In “Paris at Street Level” (NER 30.3) Francis-Noël Thomas ruminates on changes in the city through the lens of reading Georges Perec:

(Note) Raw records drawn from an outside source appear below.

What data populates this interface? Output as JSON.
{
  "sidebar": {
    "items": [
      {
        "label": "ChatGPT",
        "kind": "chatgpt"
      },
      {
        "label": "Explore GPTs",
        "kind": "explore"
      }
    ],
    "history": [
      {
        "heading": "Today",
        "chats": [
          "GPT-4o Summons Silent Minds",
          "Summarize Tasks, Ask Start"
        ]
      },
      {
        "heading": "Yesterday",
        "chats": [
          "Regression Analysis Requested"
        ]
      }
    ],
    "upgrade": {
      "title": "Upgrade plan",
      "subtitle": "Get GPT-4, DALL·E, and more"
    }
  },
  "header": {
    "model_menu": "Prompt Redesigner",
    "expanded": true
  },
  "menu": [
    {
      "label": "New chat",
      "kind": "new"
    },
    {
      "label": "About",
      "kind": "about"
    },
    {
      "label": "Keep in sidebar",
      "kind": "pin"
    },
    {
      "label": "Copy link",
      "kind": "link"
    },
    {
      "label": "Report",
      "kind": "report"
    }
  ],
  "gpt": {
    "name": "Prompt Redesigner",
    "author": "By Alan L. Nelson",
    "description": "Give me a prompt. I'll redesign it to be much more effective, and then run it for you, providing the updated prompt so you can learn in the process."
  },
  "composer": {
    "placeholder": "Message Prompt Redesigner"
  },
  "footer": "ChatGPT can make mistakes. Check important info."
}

Perec undertook a number of documentary projects before he immersed himself in La vie mode d’emploi. One of them consisted of walking up and down the street on which he had spent most of his childhood and adolescence, first one side, then the other, noting what he saw, building by building. He did this at intervals of six months. I don’t know how long he kept it up, but before long he noticed changes—a surprising number of them on this street he knew so well. His notations show how a city changes incessantly, and since I loved to walk in the extended neighborhood of my hotel, where I have stayed for a month or so at a time for over thirty years, I have noticed the same phenomenon. Every day, I pass a flower shop that used to be a café. Across the street from the hotel there is an art gallery that was once a bakery, and a few blocks down the rue Monge towards the Place Maubert I pass a shop that now sells motorcycles; it used to be a shop selling bandes-dessinées (books of comic-strip art) and before that it was a shop selling Indian fabrics. Past the Place Maubert on the rue Lagrange, I try to avert my eyes from a little supermarket—part of a chain—because the space was formerly occupied by a bricolage called Aux Mille Couleurs, where I could always find just what I was looking for—wooden coat-hangers, a soap dish, a small hair drier, handmade scented soap from Provence (unwrapped), a vase, a pair of socks, a sharp knife for cutting cheese. It was a shop I loved. It’s been gone for six or seven years now, and I miss it all over again every time I walk past the detestable little supermarket that has supplanted it. For a long time, I couldn’t pass it without hearing a voice in my head telling me, as if I didn’t know, “Mille Couleurs used to be just here.” I didn’t take it for granted when it was there, but neither did I imagine it would just disappear one day, leaving me to feel as if I had lost something irreplaceable that had come to mean something to me—a cufflink, an old photograph, a favorite scarf, a piece of my heart.